ENTRIES SUPPLIED section start

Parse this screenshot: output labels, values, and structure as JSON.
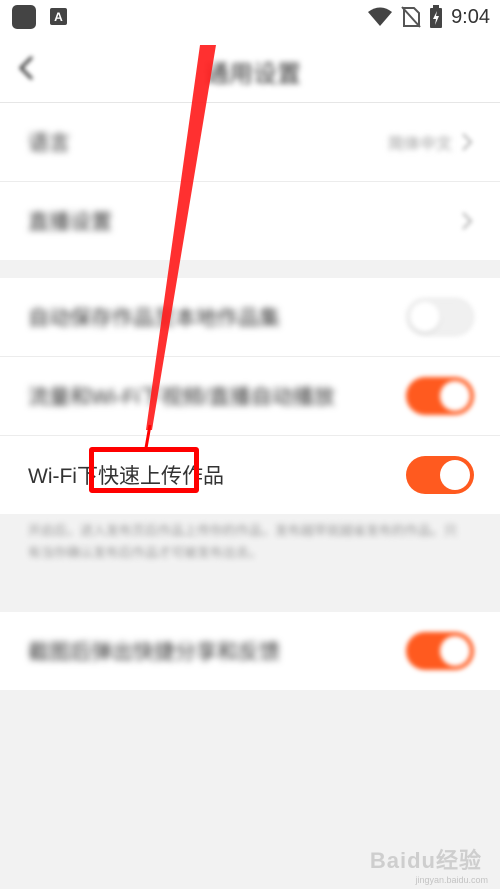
{
  "status_bar": {
    "a_icon_text": "A",
    "time": "9:04",
    "icons": [
      "app-icon",
      "a-icon",
      "wifi-icon",
      "no-sim-icon",
      "battery-charging-icon"
    ]
  },
  "header": {
    "title": "通用设置",
    "back_icon": "chevron-left-icon"
  },
  "group1": {
    "items": [
      {
        "label": "语言",
        "value": "简体中文"
      },
      {
        "label": "直播设置",
        "value": ""
      }
    ]
  },
  "group2": {
    "items": [
      {
        "label": "自动保存作品至本地作品集",
        "toggle": false
      },
      {
        "label": "流量和Wi-Fi下视频/直播自动播放",
        "toggle": true
      },
      {
        "label_prefix": "Wi-Fi下",
        "label_highlight": "快速上传作品",
        "toggle": true
      }
    ],
    "description": "开启后，进入发布页后作品上传你的作品，发布越早就越省发布的作品。只有当你确认发布后作品才可被发布出去。"
  },
  "group3": {
    "items": [
      {
        "label": "截图后弹出快捷分享和反馈",
        "toggle": true
      }
    ]
  },
  "colors": {
    "accent": "#ff5a1f",
    "annotation": "#ff0000",
    "background": "#f2f2f2"
  },
  "watermark": {
    "main": "Baidu经验",
    "sub": "jingyan.baidu.com"
  }
}
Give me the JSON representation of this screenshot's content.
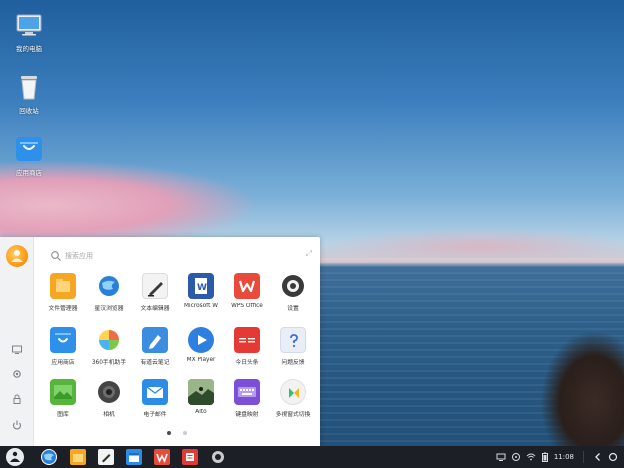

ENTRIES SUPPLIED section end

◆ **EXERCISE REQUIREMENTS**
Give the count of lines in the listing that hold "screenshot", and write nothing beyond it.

◆ **TASK ANSWER**
2